• Problem
Output all of the data verbatim.

★ ★ ★ ★ ★ ★ ★

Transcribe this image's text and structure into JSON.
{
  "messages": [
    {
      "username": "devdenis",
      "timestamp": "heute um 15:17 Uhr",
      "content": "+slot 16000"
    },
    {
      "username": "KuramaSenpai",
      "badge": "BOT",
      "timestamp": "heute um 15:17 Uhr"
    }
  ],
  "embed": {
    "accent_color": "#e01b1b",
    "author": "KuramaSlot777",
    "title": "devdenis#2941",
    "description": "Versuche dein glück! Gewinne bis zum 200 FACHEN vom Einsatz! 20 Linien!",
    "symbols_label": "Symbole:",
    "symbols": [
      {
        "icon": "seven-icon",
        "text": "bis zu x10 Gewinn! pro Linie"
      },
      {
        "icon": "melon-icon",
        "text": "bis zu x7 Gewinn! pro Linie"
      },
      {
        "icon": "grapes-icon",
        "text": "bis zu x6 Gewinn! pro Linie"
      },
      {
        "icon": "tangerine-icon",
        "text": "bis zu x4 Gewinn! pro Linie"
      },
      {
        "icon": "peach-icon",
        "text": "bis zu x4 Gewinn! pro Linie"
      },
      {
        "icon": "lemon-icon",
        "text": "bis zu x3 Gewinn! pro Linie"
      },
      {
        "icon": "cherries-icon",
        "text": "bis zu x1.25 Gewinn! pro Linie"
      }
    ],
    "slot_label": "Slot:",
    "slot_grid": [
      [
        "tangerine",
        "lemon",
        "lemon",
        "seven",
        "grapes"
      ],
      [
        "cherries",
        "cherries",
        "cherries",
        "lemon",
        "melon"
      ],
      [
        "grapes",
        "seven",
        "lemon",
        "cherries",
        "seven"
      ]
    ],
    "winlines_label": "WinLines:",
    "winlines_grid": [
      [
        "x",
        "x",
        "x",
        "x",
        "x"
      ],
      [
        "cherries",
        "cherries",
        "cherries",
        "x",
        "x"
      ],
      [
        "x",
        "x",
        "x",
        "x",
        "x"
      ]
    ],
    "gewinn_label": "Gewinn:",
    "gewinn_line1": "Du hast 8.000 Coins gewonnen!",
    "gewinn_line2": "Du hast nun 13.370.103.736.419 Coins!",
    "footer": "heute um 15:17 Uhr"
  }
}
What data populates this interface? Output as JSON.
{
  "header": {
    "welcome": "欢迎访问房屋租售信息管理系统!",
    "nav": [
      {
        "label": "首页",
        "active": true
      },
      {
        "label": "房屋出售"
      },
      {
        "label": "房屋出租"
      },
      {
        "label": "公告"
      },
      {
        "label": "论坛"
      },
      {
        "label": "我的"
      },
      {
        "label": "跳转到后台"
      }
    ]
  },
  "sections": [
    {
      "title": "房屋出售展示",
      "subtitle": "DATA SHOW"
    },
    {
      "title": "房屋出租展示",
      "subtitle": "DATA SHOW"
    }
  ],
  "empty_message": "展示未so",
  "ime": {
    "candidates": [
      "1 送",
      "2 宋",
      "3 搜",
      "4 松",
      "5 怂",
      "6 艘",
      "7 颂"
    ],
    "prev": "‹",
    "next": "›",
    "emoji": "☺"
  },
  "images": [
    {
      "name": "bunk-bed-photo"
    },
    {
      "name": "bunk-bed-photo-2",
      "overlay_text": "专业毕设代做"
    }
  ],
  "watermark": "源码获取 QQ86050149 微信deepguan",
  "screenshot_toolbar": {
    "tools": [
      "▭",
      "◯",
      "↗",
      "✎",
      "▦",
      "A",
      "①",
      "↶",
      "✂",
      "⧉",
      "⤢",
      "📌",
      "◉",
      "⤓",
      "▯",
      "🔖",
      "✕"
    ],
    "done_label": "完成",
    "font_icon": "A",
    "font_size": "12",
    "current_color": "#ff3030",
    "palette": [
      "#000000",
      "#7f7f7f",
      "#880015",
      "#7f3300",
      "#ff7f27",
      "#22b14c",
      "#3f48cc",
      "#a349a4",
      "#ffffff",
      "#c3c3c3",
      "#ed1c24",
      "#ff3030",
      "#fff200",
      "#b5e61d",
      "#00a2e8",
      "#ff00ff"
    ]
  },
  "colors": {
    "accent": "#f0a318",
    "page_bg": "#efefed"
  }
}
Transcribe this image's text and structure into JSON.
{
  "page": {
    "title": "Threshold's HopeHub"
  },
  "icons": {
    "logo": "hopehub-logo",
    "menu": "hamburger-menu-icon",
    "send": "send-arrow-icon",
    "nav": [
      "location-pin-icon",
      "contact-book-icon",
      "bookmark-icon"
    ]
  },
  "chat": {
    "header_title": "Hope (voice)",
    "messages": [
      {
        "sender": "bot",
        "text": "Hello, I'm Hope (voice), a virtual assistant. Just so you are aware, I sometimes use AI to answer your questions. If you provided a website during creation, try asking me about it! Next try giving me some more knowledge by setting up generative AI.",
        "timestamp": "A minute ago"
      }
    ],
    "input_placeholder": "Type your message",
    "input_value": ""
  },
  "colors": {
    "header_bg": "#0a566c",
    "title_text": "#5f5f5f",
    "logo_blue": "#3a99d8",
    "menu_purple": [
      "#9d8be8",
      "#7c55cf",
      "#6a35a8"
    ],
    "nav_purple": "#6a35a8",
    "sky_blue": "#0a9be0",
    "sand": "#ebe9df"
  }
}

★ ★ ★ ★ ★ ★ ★

• Solved exercise
Transcribe this image's text and structure into JSON.
{
  "messages": [
    {
      "username": "devdenis",
      "timestamp": "heute um 15:17 Uhr",
      "content": "+slot 16000"
    },
    {
      "username": "KuramaSenpai",
      "badge": "BOT",
      "timestamp": "heute um 15:17 Uhr"
    }
  ],
  "embed": {
    "accent_color": "#e01b1b",
    "author": "KuramaSlot777",
    "title": "devdenis#2941",
    "description": "Versuche dein glück! Gewinne bis zum 200 FACHEN vom Einsatz! 20 Linien!",
    "symbols_label": "Symbole:",
    "symbols": [
      {
        "icon": "seven-icon",
        "text": "bis zu x10 Gewinn! pro Linie"
      },
      {
        "icon": "melon-icon",
        "text": "bis zu x7 Gewinn! pro Linie"
      },
      {
        "icon": "grapes-icon",
        "text": "bis zu x6 Gewinn! pro Linie"
      },
      {
        "icon": "tangerine-icon",
        "text": "bis zu x4 Gewinn! pro Linie"
      },
      {
        "icon": "peach-icon",
        "text": "bis zu x4 Gewinn! pro Linie"
      },
      {
        "icon": "lemon-icon",
        "text": "bis zu x3 Gewinn! pro Linie"
      },
      {
        "icon": "cherries-icon",
        "text": "bis zu x1.25 Gewinn! pro Linie"
      }
    ],
    "slot_label": "Slot:",
    "slot_grid": [
      [
        "tangerine",
        "lemon",
        "lemon",
        "seven",
        "grapes"
      ],
      [
        "cherries",
        "cherries",
        "cherries",
        "lemon",
        "melon"
      ],
      [
        "grapes",
        "seven",
        "lemon",
        "cherries",
        "seven"
      ]
    ],
    "winlines_label": "WinLines:",
    "winlines_grid": [
      [
        "x",
        "x",
        "x",
        "x",
        "x"
      ],
      [
        "cherries",
        "cherries",
        "cherries",
        "x",
        "x"
      ],
      [
        "x",
        "x",
        "x",
        "x",
        "x"
      ]
    ],
    "gewinn_label": "Gewinn:",
    "gewinn_line1": "Du hast 8.000 Coins gewonnen!",
    "gewinn_line2": "Du hast nun 13.370.103.736.419 Coins!",
    "footer": "heute um 15:17 Uhr"
  }
}
What data populates this interface? Output as JSON.
{
  "header": {
    "welcome": "欢迎访问房屋租售信息管理系统!",
    "nav": [
      {
        "label": "首页",
        "active": true
      },
      {
        "label": "房屋出售"
      },
      {
        "label": "房屋出租"
      },
      {
        "label": "公告"
      },
      {
        "label": "论坛"
      },
      {
        "label": "我的"
      },
      {
        "label": "跳转到后台"
      }
    ]
  },
  "sections": [
    {
      "title": "房屋出售展示",
      "subtitle": "DATA SHOW"
    },
    {
      "title": "房屋出租展示",
      "subtitle": "DATA SHOW"
    }
  ],
  "empty_message": "展示未so",
  "ime": {
    "candidates": [
      "1 送",
      "2 宋",
      "3 搜",
      "4 松",
      "5 怂",
      "6 艘",
      "7 颂"
    ],
    "prev": "‹",
    "next": "›",
    "emoji": "☺"
  },
  "images": [
    {
      "name": "bunk-bed-photo"
    },
    {
      "name": "bunk-bed-photo-2",
      "overlay_text": "专业毕设代做"
    }
  ],
  "watermark": "源码获取 QQ86050149 微信deepguan",
  "screenshot_toolbar": {
    "tools": [
      "▭",
      "◯",
      "↗",
      "✎",
      "▦",
      "A",
      "①",
      "↶",
      "✂",
      "⧉",
      "⤢",
      "📌",
      "◉",
      "⤓",
      "▯",
      "🔖",
      "✕"
    ],
    "done_label": "完成",
    "font_icon": "A",
    "font_size": "12",
    "current_color": "#ff3030",
    "palette": [
      "#000000",
      "#7f7f7f",
      "#880015",
      "#7f3300",
      "#ff7f27",
      "#22b14c",
      "#3f48cc",
      "#a349a4",
      "#ffffff",
      "#c3c3c3",
      "#ed1c24",
      "#ff3030",
      "#fff200",
      "#b5e61d",
      "#00a2e8",
      "#ff00ff"
    ]
  },
  "colors": {
    "accent": "#f0a318",
    "page_bg": "#efefed"
  }
}
Transcribe this image's text and structure into JSON.
{
  "page": {
    "title": "Threshold's HopeHub"
  },
  "icons": {
    "logo": "hopehub-logo",
    "menu": "hamburger-menu-icon",
    "send": "send-arrow-icon",
    "nav": [
      "location-pin-icon",
      "contact-book-icon",
      "bookmark-icon"
    ]
  },
  "chat": {
    "header_title": "Hope (voice)",
    "messages": [
      {
        "sender": "bot",
        "text": "Hello, I'm Hope (voice), a virtual assistant. Just so you are aware, I sometimes use AI to answer your questions. If you provided a website during creation, try asking me about it! Next try giving me some more knowledge by setting up generative AI.",
        "timestamp": "A minute ago"
      }
    ],
    "input_placeholder": "Type your message",
    "input_value": ""
  },
  "colors": {
    "header_bg": "#0a566c",
    "title_text": "#5f5f5f",
    "logo_blue": "#3a99d8",
    "menu_purple": [
      "#9d8be8",
      "#7c55cf",
      "#6a35a8"
    ],
    "nav_purple": "#6a35a8",
    "sky_blue": "#0a9be0",
    "sand": "#ebe9df"
  }
}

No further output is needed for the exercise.